Eating in moderation is aiming to have a well-balanced diet most of the time. Some people like to give a number (like the 80% “healthy” and 20% “whatever you want” rule) but I find this only drags us back into the diet mentality. I don’t like the 80/20 rule because I don’t like “rules”. To me it just means that most of your meals and snacks involve selecting quality, nourishing foods from at least several of the food groups such as fruits and vegetables, whole grains, lean proteins, legumes, nuts and seeds. Hopefully, without the diet mentality looming over your shoulder, these foods become pleasurable as well, but we also know that we sometimes just need some wiggle room for the foods that are PURE pleasure. Like wine. And ice cream. And cookies. There’s room for treats every day, as long as the majority of your food choices are nourishing and feel good.


I believe that food should be pleasurable and eating should be enjoyed. I don’t believe in cutting foods out (unless you are allergic or have a sensitivity), or denying myself a certain food I enjoy. But I also realize that sometimes “everything in moderation” is difficult to nail down in practice – especially after years of dieting and restricting. It can be scary to suddenly be allowed the freedom to let your body choose when moderation is so loosely (if at all) defined.

You need to nourish your body with healthy foods that make you feel good and enable you to perform your best.  You also need to nourish your soul by allowing yourself to have foods you love to eat with ZERO, and yes I mean nada guilt! Your body also needs some ME-time, which includes engaging in self-care activities that make YOU happy – whether it’s going out for a walk, signing up for a pilates class, chilling with some Netflix or reading a book with a cup of tea. Just allow yourself to wind-down from the busy life. It’s also essential to be physically active whenever you have the opportunity as part of your routine (and that does not mean you have to go to the gym, but finding something you love doing!). By taking good care of your body and mind, and treating your body with the respect it deserves, your body will love you back. Trust me. This way, you’ll find peace with yourself and really love the skin you’re in!

Eating moderately is really CONTEXT-specific in that the exact amounts you eat may depend on the type of food you’re eating. It’s also very INDIVIDUAL-specific in that it will vary from person to person. This is why solidifying specific numbers doesn’t make sense.
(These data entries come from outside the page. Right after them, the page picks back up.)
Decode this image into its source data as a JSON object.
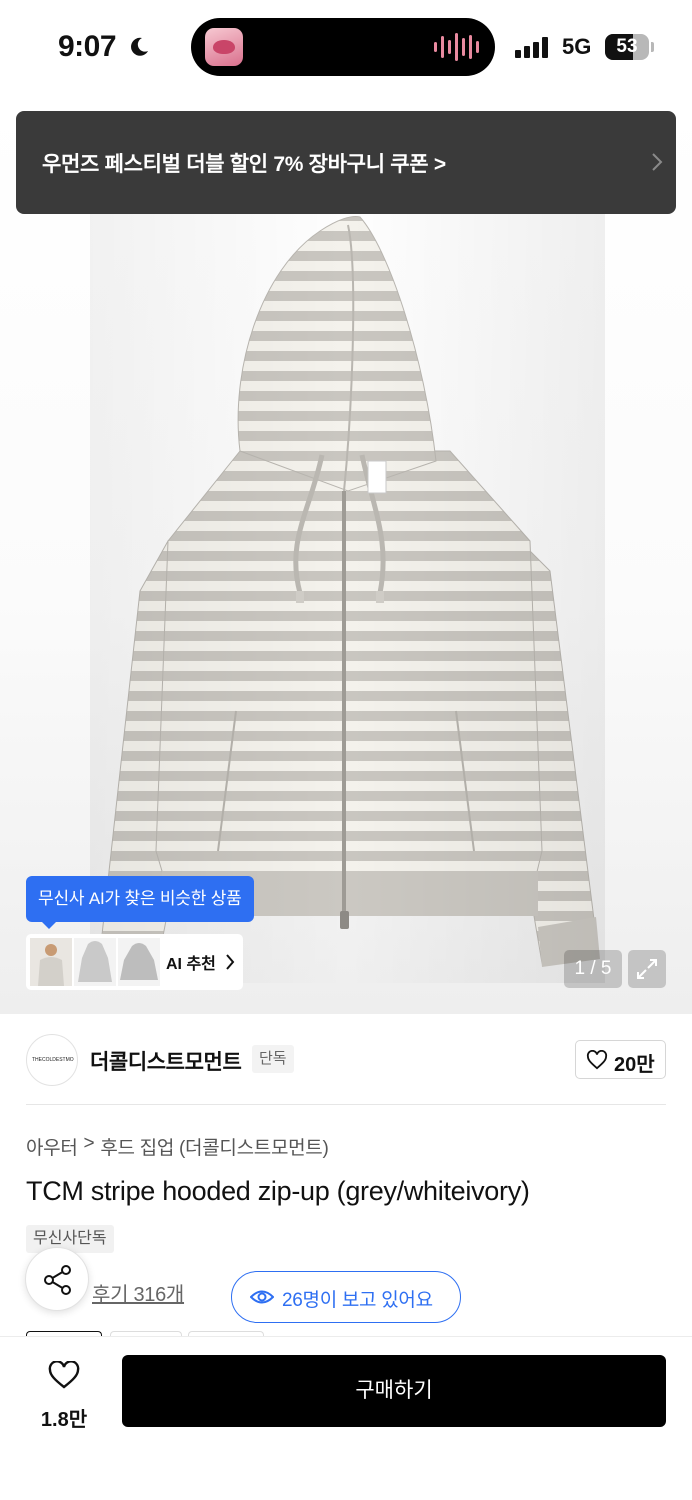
{
  "status_bar": {
    "time": "9:07",
    "network": "5G",
    "battery": "53"
  },
  "banner": {
    "text": "우먼즈 페스티벌 더블 할인 7% 장바구니 쿠폰 >"
  },
  "gallery": {
    "ai_tooltip": "무신사 AI가 찾은 비슷한 상품",
    "ai_label": "AI 추천",
    "page_counter": "1 / 5"
  },
  "brand": {
    "name": "더콜디스트모먼트",
    "badge": "단독",
    "likes": "20만",
    "logo_text": "THECOLDESTMOMENT"
  },
  "product": {
    "breadcrumb": [
      "아우터",
      ">",
      "후드 집업 (더콜디스트모먼트)"
    ],
    "title": "TCM stripe hooded zip-up (grey/whiteivory)",
    "exclusive_badge": "무신사단독",
    "review_link": "후기 316개",
    "viewers": "26명이 보고 있어요"
  },
  "bottom_bar": {
    "wish_count": "1.8만",
    "buy_label": "구매하기"
  },
  "colors": {
    "accent_blue": "#2e6ff2",
    "banner_bg": "#3a3a3a",
    "buy_button_bg": "#000000",
    "stripe_grey": "#c9c6c0",
    "stripe_ivory": "#f4f2ec"
  }
}
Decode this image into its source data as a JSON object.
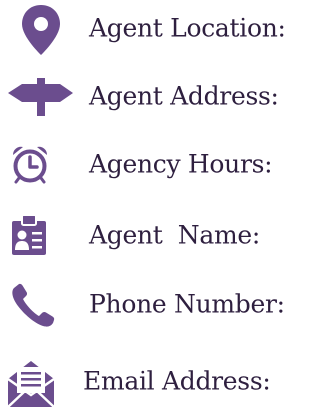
{
  "colors": {
    "icon": "#6b4d8e",
    "text": "#2e1f3f",
    "background": "#ffffff"
  },
  "rows": [
    {
      "icon": "location-pin-icon",
      "label": "Agent Location:"
    },
    {
      "icon": "signpost-icon",
      "label": "Agent Address:"
    },
    {
      "icon": "alarm-clock-icon",
      "label": "Agency Hours:"
    },
    {
      "icon": "id-card-icon",
      "label": "Agent  Name:"
    },
    {
      "icon": "phone-icon",
      "label": "Phone Number:"
    },
    {
      "icon": "envelope-letter-icon",
      "label": "Email Address:"
    }
  ]
}
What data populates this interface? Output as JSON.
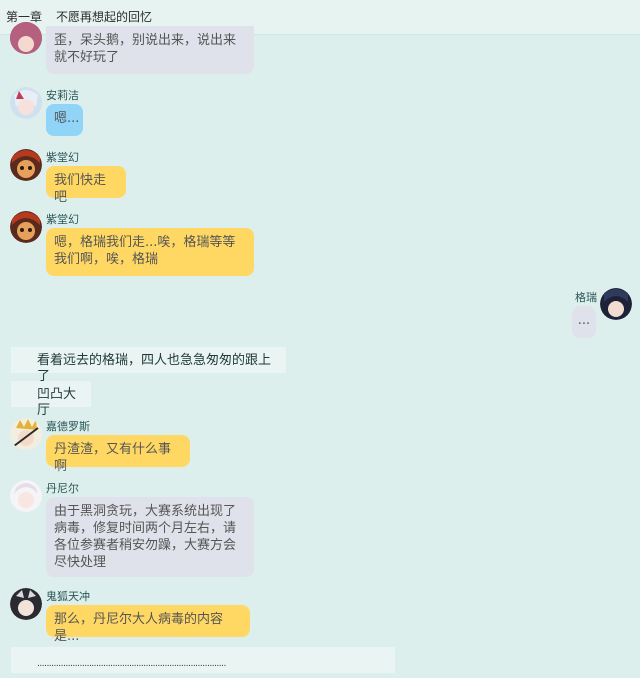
{
  "header": {
    "chapter": "第一章",
    "title": "不愿再想起的回忆"
  },
  "messages": [
    {
      "speaker": "",
      "text": "歪，呆头鹅，别说出来，说出来就不好玩了"
    },
    {
      "speaker": "安莉洁",
      "text": "嗯..."
    },
    {
      "speaker": "紫堂幻",
      "text": "我们快走吧"
    },
    {
      "speaker": "紫堂幻",
      "text": "嗯，格瑞我们走...唉，格瑞等等我们啊，唉，格瑞"
    },
    {
      "speaker": "格瑞",
      "text": "..."
    },
    {
      "narration": "看着远去的格瑞，四人也急急匆匆的跟上了"
    },
    {
      "narration": "凹凸大厅"
    },
    {
      "speaker": "嘉德罗斯",
      "text": "丹渣渣，又有什么事啊"
    },
    {
      "speaker": "丹尼尔",
      "text": "由于黑洞贪玩，大赛系统出现了病毒，修复时间两个月左右，请各位参赛者稍安勿躁，大赛方会尽快处理"
    },
    {
      "speaker": "鬼狐天冲",
      "text": "那么，丹尼尔大人病毒的内容是..."
    },
    {
      "narration": "................................................................................"
    }
  ],
  "colors": {
    "background": "#dcefed",
    "bubble_gray": "#dfe2ea",
    "bubble_blue": "#90d4f7",
    "bubble_yellow": "#ffd864"
  }
}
Despite the controversies and backlash with the term moderation, I think the core concept is strong. If you take anything away from this article, here’s what I want you to remember.

  1. Eating in moderation isn’t another rule. It’s not a strict 80/20 division of what foods can be fun foods and what foods have to be healthy foods.

  2. Eating in moderation is about listening to your bodies signs and signals to tell you what it needs and yes, even what it wants.

  3. Eating in moderation is about doing away with moralizing food and thinking in terms of “good food” vs “bad food”.

  4. Eating in moderation is enjoying all of the foods you eat, and making pleasure (both physical, in what makes you feel good and emotional too) the primary criteria for what you eat.

  5. Eating in moderation is about honouring and loving your body.

Stay you Warrior.